▸ **ENTRIES SHOWN**
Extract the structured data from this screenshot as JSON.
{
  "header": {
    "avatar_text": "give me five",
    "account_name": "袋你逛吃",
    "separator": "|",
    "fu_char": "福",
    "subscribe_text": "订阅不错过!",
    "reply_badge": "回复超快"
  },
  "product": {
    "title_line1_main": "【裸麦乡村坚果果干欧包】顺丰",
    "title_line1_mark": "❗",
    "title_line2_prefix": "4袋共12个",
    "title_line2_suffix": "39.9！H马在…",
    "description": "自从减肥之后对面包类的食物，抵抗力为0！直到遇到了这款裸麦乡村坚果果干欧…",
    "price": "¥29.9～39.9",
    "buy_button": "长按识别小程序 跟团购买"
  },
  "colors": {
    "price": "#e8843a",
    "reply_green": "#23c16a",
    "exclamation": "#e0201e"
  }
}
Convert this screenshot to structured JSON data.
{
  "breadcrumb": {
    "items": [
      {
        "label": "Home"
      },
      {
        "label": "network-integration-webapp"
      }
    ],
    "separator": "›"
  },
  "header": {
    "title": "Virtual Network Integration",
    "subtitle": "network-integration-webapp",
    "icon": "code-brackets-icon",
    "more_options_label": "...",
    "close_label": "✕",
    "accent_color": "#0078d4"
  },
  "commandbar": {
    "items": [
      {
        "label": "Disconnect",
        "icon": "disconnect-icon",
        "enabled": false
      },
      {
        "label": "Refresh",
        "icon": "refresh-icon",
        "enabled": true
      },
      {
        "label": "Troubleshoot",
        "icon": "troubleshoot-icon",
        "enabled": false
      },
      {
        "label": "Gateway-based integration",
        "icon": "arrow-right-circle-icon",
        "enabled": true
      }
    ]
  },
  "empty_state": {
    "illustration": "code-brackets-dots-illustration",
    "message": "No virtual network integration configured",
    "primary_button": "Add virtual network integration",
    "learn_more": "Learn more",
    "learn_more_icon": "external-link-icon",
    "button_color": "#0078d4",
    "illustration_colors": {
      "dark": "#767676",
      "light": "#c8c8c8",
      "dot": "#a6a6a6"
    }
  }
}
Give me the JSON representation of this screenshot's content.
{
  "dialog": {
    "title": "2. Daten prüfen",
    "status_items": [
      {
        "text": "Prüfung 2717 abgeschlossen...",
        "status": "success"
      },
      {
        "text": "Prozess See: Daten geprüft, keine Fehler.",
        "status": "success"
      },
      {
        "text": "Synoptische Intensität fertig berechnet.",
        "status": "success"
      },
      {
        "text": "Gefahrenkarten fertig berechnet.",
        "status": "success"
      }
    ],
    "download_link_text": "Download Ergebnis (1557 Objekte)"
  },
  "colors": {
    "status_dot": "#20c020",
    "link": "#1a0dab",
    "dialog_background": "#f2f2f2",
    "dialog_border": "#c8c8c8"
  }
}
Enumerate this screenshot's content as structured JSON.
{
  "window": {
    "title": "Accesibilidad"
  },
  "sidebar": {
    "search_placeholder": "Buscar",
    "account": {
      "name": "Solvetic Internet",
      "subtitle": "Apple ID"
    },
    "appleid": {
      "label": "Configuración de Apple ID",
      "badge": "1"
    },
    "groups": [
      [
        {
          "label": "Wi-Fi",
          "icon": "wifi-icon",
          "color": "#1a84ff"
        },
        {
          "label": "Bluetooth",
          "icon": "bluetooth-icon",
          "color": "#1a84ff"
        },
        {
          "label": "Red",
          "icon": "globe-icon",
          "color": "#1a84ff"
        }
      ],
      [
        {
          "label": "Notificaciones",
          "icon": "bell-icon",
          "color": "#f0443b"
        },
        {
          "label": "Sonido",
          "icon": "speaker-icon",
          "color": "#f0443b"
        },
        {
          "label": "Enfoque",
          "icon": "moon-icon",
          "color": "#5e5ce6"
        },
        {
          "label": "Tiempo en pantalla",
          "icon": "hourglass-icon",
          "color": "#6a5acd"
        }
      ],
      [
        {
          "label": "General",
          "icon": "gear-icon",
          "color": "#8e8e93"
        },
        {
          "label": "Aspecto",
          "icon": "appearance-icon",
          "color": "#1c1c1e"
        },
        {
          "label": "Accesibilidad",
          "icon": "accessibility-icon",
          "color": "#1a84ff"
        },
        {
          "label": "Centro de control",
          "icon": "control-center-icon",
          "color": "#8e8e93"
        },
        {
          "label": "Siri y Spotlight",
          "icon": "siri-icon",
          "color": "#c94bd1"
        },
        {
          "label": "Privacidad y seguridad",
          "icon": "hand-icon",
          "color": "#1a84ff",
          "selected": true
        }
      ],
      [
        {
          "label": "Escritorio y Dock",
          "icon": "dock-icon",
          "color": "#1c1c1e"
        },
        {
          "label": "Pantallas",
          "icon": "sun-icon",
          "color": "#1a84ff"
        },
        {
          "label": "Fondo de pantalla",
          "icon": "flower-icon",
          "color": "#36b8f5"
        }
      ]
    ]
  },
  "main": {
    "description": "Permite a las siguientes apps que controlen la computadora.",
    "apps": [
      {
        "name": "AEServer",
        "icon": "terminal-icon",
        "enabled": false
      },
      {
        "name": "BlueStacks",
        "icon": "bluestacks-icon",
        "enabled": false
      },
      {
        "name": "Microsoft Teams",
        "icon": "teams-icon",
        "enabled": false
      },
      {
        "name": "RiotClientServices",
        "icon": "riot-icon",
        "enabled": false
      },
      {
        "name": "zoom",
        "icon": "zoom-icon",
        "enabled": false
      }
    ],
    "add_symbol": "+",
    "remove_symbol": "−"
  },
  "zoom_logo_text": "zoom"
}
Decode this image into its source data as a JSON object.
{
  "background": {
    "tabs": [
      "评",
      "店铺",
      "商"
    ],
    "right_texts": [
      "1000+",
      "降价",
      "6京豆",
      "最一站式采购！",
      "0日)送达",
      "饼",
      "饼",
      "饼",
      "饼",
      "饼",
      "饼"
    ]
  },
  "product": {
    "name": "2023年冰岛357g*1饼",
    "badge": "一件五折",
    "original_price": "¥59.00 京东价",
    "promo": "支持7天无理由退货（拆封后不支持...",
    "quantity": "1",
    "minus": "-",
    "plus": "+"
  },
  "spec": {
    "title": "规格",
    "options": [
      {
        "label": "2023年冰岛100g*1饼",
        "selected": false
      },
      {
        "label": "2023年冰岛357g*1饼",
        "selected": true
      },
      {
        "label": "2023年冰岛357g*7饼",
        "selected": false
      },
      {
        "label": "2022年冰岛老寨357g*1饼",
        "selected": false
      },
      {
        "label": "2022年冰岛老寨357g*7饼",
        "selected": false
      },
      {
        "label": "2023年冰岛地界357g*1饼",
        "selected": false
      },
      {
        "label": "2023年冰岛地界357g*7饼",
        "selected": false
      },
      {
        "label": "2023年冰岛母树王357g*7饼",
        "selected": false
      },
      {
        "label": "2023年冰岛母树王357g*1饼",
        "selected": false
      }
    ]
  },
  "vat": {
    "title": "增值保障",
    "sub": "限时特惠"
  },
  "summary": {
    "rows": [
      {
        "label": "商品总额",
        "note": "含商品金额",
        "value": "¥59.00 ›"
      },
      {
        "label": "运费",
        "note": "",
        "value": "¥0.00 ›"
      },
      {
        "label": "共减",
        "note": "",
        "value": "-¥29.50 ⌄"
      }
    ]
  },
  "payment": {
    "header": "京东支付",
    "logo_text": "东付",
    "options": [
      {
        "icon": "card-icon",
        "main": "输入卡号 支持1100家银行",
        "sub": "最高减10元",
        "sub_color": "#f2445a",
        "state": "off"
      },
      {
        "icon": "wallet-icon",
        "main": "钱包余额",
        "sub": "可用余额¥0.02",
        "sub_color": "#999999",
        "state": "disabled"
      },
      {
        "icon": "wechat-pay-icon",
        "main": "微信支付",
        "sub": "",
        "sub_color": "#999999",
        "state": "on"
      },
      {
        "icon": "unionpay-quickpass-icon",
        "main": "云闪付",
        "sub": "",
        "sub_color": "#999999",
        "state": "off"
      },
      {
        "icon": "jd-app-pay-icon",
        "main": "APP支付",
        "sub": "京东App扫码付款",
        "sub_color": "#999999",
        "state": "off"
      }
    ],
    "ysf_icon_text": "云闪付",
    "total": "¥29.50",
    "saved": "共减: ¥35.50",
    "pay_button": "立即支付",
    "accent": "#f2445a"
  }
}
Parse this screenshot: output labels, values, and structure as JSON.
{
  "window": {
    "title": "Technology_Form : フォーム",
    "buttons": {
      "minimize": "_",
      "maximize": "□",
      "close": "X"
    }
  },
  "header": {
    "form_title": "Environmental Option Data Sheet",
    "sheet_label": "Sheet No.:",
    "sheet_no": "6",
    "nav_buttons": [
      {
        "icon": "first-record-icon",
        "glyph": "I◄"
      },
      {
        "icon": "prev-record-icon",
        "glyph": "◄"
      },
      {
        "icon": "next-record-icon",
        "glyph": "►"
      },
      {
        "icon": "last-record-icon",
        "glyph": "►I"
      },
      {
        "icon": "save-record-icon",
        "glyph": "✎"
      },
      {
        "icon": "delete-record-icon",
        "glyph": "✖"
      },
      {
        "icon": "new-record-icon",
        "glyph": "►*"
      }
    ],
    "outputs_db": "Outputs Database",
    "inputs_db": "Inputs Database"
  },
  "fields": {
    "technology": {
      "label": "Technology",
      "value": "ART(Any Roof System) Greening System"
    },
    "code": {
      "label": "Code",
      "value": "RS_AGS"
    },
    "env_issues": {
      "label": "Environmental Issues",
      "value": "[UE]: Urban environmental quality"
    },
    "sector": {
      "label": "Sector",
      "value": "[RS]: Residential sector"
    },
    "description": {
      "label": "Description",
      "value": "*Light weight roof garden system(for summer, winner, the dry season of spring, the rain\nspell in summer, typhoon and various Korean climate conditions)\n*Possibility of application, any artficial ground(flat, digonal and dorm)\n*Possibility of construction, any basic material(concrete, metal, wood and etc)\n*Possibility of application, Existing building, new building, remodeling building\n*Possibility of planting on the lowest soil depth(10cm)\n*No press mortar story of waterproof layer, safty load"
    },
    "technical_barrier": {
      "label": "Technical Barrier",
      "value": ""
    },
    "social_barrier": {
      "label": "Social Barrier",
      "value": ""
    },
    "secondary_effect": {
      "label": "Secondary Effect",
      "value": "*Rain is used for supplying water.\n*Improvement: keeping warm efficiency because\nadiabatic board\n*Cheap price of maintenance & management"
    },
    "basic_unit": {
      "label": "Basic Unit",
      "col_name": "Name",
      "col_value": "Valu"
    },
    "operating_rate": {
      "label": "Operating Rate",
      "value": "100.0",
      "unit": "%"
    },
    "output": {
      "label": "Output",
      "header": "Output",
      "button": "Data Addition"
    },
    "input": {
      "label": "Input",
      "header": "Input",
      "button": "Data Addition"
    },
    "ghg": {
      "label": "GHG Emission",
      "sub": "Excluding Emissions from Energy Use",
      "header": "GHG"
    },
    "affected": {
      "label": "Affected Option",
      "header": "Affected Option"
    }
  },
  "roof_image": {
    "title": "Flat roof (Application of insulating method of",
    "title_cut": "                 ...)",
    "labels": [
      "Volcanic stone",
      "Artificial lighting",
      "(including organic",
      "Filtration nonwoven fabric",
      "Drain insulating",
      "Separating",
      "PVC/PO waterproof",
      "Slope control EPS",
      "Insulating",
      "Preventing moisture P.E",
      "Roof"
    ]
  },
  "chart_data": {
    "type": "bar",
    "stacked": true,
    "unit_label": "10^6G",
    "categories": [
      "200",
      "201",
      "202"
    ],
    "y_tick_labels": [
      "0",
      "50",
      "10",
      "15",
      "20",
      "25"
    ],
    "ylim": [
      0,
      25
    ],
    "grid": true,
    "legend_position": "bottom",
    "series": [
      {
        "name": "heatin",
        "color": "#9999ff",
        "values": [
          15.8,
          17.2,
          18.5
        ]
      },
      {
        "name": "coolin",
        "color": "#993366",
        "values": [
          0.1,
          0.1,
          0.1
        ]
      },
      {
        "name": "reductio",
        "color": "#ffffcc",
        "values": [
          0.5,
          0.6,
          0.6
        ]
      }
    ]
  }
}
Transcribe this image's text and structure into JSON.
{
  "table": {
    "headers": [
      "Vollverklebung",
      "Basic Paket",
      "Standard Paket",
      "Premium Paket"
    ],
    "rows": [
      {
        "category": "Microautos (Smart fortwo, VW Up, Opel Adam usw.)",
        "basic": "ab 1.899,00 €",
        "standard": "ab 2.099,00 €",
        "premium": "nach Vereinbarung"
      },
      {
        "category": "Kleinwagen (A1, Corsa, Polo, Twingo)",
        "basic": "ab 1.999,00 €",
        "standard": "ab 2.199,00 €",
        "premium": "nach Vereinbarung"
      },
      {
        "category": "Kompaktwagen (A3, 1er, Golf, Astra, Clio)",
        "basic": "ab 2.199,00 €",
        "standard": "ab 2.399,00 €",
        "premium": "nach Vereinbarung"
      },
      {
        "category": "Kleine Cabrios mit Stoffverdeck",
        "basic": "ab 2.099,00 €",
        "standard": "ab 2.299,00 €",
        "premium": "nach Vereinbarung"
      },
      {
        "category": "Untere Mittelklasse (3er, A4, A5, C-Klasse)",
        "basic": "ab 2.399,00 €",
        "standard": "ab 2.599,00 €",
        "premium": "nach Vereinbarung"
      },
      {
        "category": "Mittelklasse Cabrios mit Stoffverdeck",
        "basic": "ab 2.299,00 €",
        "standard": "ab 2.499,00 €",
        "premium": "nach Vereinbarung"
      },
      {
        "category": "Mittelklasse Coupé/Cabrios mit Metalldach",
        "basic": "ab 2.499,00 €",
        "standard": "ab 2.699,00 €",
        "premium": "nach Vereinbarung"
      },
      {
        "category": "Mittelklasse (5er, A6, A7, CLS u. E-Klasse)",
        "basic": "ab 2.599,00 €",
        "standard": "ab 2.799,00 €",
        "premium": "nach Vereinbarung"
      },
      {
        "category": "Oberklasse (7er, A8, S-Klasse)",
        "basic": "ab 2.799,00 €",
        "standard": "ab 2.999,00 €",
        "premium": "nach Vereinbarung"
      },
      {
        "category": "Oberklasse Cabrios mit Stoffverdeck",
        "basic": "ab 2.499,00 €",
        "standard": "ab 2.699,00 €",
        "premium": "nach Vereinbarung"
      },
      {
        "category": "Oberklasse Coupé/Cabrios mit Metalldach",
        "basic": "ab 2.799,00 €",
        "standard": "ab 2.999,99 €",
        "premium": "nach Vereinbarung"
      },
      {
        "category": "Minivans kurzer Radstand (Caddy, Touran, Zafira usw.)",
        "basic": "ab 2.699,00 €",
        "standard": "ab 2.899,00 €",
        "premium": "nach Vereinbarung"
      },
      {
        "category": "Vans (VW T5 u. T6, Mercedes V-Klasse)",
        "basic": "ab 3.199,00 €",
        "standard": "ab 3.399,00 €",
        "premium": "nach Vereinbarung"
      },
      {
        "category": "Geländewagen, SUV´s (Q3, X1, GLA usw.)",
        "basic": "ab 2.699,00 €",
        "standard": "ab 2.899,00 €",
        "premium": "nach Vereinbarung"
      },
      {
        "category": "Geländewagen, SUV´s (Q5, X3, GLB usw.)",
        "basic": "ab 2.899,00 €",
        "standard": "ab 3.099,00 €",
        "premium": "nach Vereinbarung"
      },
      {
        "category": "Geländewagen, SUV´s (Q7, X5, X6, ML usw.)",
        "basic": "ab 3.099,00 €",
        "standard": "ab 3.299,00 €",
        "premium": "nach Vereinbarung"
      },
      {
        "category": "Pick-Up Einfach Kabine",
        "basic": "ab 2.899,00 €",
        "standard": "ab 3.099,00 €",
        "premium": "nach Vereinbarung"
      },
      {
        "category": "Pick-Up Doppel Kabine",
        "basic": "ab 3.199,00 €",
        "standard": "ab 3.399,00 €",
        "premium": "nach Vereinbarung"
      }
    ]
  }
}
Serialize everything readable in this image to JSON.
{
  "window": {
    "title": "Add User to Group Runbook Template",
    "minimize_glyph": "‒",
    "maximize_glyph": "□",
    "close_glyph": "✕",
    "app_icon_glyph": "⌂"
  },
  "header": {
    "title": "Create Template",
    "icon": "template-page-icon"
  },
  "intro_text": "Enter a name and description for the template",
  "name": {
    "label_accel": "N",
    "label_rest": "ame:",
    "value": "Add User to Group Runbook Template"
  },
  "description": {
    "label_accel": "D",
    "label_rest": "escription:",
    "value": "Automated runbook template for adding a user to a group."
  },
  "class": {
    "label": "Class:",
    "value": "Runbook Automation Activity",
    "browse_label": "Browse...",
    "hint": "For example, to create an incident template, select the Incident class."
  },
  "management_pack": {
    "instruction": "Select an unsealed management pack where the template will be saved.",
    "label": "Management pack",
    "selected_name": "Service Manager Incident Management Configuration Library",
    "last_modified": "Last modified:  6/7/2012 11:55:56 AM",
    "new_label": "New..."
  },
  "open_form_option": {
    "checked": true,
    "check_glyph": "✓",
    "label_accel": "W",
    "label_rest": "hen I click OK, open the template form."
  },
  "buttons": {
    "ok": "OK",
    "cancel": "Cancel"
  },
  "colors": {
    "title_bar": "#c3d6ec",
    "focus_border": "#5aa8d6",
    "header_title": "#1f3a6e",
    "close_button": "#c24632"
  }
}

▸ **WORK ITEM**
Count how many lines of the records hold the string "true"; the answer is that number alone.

▸ **WRITTEN REPLY**
7